There are many reasons why you might experience knee pain whilst cycling, from bones rubbing against each other or the pinching of soft tissues to swelling, inflammation, and weak knees. According to Complete Physio, “The knee is the most commonly injured or painful joint in cyclists. There are a vast number of factors and variables that can affect the knee. The knee is an unsupported joint (and) [...] Injuries occur when there is too much force travelling through the knee when there are large changes in training load or abnormal distribution of force through the knee.”
Unfortunately, when it comes to knee injuries you will need to seek the advice of a doctor or physiotherapy professional. They can carry out an initial assessment and any further tests such as an MRI scan or an X-ray to rule out more serious conditions.
The treatment you are recommended will depend on the outcome of these assessments. However, typically cyclists are assigned physical therapy treatment for standard injuries, whilst more serious conditions such as osteoarthritis may require more specialist intervention.
Bruises, Cuts, and Grazes from Falling
Whether you have been cycling for a long time or you have yet to learn, you’ve likely already experienced the embarrassment and physical pain of falling off your bike. Unfortunately, falling is common in cycling as cyclists come into contact with foot traffic, road traffic, or obstacles along their route.
Thankfully, most falls from a bicycle that aren’t serious just result in a bruised ego (as well as physical bruising) and a few nasty cuts and grazes. That’s why we recommend that all cyclists carry a small first aid kit in their travel backpack. It might seem a little over-the-top but we guarantee you’ll be surprised how often the first aid kit comes in handy to patch up those surface injuries.

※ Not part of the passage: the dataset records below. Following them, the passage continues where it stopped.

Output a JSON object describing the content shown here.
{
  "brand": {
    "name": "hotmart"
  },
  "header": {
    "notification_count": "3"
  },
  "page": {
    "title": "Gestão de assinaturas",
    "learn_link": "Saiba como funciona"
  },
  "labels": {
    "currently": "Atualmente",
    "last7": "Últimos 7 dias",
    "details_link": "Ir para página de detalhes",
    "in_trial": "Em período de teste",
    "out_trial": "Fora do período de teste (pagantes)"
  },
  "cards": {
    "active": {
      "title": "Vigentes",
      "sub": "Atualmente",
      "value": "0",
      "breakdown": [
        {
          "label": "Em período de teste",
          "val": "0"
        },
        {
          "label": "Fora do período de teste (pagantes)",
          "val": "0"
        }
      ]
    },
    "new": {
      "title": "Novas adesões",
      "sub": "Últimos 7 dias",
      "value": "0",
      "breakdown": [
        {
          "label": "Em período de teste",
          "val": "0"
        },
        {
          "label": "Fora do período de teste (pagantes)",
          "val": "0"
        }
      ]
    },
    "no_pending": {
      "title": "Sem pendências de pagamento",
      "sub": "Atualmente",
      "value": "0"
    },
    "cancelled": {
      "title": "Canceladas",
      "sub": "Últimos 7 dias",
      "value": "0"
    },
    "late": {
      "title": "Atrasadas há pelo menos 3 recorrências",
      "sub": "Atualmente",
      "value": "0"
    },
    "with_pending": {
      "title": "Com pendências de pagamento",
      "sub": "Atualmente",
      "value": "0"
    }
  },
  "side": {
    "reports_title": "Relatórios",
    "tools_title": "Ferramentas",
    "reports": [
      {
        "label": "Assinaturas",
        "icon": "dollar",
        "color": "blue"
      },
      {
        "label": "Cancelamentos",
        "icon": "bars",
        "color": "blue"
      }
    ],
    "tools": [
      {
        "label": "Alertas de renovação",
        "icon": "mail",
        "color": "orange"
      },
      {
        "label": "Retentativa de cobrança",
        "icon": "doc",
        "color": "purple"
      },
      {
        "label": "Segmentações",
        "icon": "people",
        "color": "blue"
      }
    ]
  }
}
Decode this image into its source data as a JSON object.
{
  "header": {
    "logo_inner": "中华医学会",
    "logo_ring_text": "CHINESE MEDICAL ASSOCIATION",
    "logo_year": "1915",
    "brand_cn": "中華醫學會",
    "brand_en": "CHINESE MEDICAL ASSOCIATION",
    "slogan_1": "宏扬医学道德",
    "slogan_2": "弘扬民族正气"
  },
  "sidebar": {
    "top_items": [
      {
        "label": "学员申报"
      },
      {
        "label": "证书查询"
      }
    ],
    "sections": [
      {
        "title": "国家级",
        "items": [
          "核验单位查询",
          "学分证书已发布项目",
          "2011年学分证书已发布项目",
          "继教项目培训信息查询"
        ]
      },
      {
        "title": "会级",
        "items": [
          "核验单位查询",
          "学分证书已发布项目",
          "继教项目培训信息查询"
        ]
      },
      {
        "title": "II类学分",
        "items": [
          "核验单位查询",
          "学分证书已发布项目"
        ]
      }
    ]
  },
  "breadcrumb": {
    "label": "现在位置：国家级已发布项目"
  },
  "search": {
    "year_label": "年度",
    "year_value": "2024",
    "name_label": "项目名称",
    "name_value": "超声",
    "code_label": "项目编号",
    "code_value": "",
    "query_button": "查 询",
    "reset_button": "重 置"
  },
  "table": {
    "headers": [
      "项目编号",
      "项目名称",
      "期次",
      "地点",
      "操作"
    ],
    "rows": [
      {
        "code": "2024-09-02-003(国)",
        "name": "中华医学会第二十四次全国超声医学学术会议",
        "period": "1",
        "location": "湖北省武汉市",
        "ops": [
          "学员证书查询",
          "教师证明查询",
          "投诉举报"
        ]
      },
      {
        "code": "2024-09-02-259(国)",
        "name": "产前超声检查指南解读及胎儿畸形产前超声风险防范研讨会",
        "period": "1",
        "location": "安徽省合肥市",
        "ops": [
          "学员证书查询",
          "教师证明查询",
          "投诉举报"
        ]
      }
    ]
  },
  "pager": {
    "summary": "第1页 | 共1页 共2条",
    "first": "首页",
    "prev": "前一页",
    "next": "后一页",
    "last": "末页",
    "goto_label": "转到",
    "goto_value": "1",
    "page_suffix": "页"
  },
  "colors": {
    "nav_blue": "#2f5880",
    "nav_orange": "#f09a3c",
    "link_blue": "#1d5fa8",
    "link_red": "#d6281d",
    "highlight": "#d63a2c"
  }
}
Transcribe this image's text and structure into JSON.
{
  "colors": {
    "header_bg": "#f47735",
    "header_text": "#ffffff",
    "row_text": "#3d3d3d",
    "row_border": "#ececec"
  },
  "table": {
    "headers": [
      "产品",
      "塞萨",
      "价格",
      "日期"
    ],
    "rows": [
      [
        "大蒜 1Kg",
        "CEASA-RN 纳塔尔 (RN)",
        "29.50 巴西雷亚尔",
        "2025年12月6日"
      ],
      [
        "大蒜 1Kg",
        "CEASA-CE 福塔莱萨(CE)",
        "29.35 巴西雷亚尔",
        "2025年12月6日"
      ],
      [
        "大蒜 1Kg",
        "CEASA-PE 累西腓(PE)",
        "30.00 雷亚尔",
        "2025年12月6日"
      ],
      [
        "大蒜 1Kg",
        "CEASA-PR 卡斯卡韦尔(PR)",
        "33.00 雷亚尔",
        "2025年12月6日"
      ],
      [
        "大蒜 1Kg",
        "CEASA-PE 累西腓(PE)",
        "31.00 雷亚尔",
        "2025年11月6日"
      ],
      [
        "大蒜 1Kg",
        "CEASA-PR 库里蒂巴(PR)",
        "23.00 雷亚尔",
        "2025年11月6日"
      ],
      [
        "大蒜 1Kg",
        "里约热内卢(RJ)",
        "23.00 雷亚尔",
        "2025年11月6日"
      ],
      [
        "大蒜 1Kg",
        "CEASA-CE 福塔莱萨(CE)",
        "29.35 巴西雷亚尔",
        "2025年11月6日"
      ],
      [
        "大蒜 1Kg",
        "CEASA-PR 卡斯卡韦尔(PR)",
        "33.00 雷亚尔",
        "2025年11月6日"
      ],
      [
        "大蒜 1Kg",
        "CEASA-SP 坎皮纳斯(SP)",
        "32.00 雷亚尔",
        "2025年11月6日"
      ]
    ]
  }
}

If you want to prevent cuts and grazes (like most of us do!) you might consider wearing knee and elbow pads as well as long-sleeved clothing to help protect you while you’re cycling. The more preventative measures you take, the less likely you are to experience a serious injury while out cycling.
Cycling is an enjoyable activity that helps get you out of the house, stay physically active, get from one location to another, and see the sights. We want you to enjoy cycling as much as possible. So, we hope this article will help you be aware of the potential risks so that you can take the appropriate preventative measures to protect yourself and those around you from serious injury.